Material for this task:
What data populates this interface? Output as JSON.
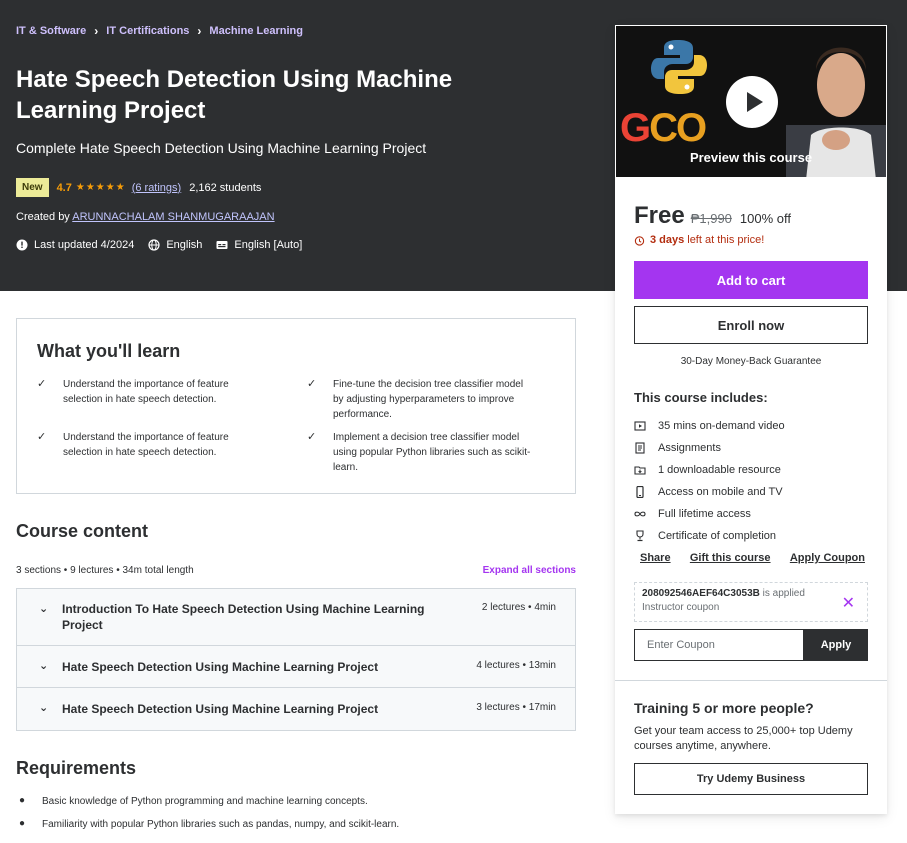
{
  "breadcrumb": [
    "IT & Software",
    "IT Certifications",
    "Machine Learning"
  ],
  "course": {
    "title": "Hate Speech Detection Using Machine Learning Project",
    "subtitle": "Complete Hate Speech Detection Using Machine Learning Project",
    "badge": "New",
    "rating": "4.7",
    "ratings_count": "(6 ratings)",
    "students": "2,162 students",
    "created_by_label": "Created by",
    "instructor": "ARUNNACHALAM SHANMUGARAAJAN",
    "last_updated": "Last updated 4/2024",
    "language": "English",
    "captions": "English [Auto]"
  },
  "sidebar": {
    "preview_label": "Preview this course",
    "price": "Free",
    "original_price": "₱1,990",
    "discount": "100% off",
    "timer_bold": "3 days",
    "timer_text": "left at this price!",
    "add_to_cart": "Add to cart",
    "enroll_now": "Enroll now",
    "guarantee": "30-Day Money-Back Guarantee",
    "includes_title": "This course includes:",
    "includes": [
      {
        "icon": "video-icon",
        "label": "35 mins on-demand video"
      },
      {
        "icon": "assignment-icon",
        "label": "Assignments"
      },
      {
        "icon": "folder-download-icon",
        "label": "1 downloadable resource"
      },
      {
        "icon": "mobile-icon",
        "label": "Access on mobile and TV"
      },
      {
        "icon": "infinity-icon",
        "label": "Full lifetime access"
      },
      {
        "icon": "trophy-icon",
        "label": "Certificate of completion"
      }
    ],
    "links": {
      "share": "Share",
      "gift": "Gift this course",
      "apply_coupon": "Apply Coupon"
    },
    "coupon_code": "208092546AEF64C3053B",
    "coupon_applied": "is applied",
    "coupon_type": "Instructor coupon",
    "coupon_placeholder": "Enter Coupon",
    "apply_button": "Apply",
    "team_title": "Training 5 or more people?",
    "team_text": "Get your team access to 25,000+ top Udemy courses anytime, anywhere.",
    "business_button": "Try Udemy Business"
  },
  "learn": {
    "title": "What you'll learn",
    "items": [
      "Understand the importance of feature selection in hate speech detection.",
      "Fine-tune the decision tree classifier model by adjusting hyperparameters to improve performance.",
      "Understand the importance of feature selection in hate speech detection.",
      "Implement a decision tree classifier model using popular Python libraries such as scikit-learn."
    ]
  },
  "content": {
    "title": "Course content",
    "summary": "3 sections • 9 lectures • 34m total length",
    "expand_all": "Expand all sections",
    "sections": [
      {
        "title": "Introduction To Hate Speech Detection Using Machine Learning Project",
        "info": "2 lectures • 4min"
      },
      {
        "title": "Hate Speech Detection Using Machine Learning Project",
        "info": "4 lectures • 13min"
      },
      {
        "title": "Hate Speech Detection Using Machine Learning Project",
        "info": "3 lectures • 17min"
      }
    ]
  },
  "requirements": {
    "title": "Requirements",
    "items": [
      "Basic knowledge of Python programming and machine learning concepts.",
      "Familiarity with popular Python libraries such as pandas, numpy, and scikit-learn."
    ]
  },
  "colors": {
    "header_bg": "#2d2f31",
    "accent_purple": "#a435f0",
    "star": "#f69c08",
    "link_lavender": "#c0c4fc",
    "badge_bg": "#eceb98"
  }
}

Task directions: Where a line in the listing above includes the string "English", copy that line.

Your solution:
    "language": "English",
    "captions": "English [Auto]"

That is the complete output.